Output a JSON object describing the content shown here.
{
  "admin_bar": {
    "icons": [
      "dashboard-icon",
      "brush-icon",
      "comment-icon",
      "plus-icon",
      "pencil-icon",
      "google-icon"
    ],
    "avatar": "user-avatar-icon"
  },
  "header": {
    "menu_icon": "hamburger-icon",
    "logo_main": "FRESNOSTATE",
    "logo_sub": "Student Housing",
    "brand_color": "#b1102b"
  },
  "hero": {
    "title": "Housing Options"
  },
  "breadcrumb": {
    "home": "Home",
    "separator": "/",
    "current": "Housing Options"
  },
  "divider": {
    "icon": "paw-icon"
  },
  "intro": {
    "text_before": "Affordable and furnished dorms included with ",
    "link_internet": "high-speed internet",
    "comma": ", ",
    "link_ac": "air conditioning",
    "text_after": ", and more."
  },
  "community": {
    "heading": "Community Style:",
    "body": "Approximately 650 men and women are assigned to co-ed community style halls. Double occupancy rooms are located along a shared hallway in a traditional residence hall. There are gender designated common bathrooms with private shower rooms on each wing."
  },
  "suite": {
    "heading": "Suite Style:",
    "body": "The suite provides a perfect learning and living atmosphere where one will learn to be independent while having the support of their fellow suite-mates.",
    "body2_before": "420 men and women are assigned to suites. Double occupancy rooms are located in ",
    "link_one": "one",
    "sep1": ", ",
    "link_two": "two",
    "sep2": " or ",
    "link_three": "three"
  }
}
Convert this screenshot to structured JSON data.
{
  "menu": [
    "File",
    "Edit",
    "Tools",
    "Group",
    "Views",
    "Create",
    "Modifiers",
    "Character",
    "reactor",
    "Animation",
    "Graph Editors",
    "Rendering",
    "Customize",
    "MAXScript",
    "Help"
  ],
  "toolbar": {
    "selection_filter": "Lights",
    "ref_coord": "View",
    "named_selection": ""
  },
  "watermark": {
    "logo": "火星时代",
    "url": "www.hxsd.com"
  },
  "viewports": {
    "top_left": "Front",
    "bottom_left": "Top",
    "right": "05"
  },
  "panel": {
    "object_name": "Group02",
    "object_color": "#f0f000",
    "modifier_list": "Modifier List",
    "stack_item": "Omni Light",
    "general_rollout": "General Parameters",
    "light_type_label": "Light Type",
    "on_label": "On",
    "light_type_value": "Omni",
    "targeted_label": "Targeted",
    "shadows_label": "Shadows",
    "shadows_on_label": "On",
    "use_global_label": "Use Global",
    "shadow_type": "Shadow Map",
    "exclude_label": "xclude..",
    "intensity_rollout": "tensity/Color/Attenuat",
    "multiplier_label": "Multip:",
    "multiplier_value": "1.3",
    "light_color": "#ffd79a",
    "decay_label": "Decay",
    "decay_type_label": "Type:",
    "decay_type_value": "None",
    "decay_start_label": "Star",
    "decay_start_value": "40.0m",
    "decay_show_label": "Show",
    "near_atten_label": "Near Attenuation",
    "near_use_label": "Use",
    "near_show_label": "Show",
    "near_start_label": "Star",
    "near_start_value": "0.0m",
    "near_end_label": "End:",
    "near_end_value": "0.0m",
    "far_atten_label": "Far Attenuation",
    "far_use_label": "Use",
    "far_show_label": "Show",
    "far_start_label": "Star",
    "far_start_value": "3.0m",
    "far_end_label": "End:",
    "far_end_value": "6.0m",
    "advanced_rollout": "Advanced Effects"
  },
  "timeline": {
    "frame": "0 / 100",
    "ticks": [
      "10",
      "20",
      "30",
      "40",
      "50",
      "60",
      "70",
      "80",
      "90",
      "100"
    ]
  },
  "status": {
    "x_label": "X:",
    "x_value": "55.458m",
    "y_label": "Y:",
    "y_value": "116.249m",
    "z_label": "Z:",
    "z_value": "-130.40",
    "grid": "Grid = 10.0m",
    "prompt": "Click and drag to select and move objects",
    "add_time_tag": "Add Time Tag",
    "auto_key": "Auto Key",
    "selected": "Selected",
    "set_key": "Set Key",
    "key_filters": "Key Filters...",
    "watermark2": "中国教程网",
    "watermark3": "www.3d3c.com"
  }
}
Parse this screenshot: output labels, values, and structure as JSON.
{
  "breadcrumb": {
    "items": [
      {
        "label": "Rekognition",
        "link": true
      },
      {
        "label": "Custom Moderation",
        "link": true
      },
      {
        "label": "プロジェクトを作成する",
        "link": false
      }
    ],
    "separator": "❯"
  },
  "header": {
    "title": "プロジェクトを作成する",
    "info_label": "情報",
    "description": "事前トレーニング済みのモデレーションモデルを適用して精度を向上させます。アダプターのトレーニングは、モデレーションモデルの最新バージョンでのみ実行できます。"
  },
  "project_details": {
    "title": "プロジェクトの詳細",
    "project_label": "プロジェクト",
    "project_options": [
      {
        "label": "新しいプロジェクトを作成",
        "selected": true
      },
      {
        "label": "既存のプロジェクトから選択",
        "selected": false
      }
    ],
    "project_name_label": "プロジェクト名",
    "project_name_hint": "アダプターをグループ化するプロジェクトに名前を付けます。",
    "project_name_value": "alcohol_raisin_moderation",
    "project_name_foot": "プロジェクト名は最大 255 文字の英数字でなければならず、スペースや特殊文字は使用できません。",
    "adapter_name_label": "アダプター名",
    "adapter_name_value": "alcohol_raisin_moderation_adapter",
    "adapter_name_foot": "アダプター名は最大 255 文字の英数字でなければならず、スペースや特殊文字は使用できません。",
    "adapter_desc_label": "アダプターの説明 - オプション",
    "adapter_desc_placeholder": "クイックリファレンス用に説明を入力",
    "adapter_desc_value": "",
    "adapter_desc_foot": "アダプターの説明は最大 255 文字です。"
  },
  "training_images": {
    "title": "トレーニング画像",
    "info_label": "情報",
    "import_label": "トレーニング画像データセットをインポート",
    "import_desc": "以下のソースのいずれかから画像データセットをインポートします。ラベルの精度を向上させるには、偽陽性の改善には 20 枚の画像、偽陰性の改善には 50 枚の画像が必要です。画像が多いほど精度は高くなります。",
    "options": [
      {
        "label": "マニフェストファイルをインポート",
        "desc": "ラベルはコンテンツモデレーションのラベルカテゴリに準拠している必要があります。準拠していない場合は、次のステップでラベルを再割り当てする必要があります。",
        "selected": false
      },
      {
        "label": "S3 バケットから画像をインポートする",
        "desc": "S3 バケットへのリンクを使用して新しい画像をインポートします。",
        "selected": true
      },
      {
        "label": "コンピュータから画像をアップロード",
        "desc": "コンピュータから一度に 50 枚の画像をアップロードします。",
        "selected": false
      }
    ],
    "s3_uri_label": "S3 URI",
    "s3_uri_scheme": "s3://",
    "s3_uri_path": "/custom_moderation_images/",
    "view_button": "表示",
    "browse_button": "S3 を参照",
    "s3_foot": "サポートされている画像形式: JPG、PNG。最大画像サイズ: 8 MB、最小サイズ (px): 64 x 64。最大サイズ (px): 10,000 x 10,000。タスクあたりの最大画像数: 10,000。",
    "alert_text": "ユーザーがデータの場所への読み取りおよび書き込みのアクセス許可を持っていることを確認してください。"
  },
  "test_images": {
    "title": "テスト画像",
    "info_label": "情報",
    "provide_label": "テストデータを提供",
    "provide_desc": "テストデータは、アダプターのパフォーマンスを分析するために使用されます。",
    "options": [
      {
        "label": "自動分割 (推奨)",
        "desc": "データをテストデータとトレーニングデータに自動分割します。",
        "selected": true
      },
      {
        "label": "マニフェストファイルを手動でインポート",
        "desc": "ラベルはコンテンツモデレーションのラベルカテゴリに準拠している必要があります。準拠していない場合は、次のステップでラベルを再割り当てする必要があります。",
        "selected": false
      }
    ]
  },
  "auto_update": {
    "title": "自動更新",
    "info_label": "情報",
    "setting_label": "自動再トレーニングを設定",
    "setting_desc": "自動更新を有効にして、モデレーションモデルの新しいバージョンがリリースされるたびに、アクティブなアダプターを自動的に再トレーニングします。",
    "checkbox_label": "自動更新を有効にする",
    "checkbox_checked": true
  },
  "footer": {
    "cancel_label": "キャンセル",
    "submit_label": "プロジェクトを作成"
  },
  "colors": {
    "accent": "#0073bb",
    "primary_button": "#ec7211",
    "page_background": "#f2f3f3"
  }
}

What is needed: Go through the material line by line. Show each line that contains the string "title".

Result below:
    "title": "Housing Options"
    "title": "プロジェクトを作成する",
    "title": "プロジェクトの詳細",
    "title": "トレーニング画像",
    "title": "テスト画像",
    "title": "自動更新",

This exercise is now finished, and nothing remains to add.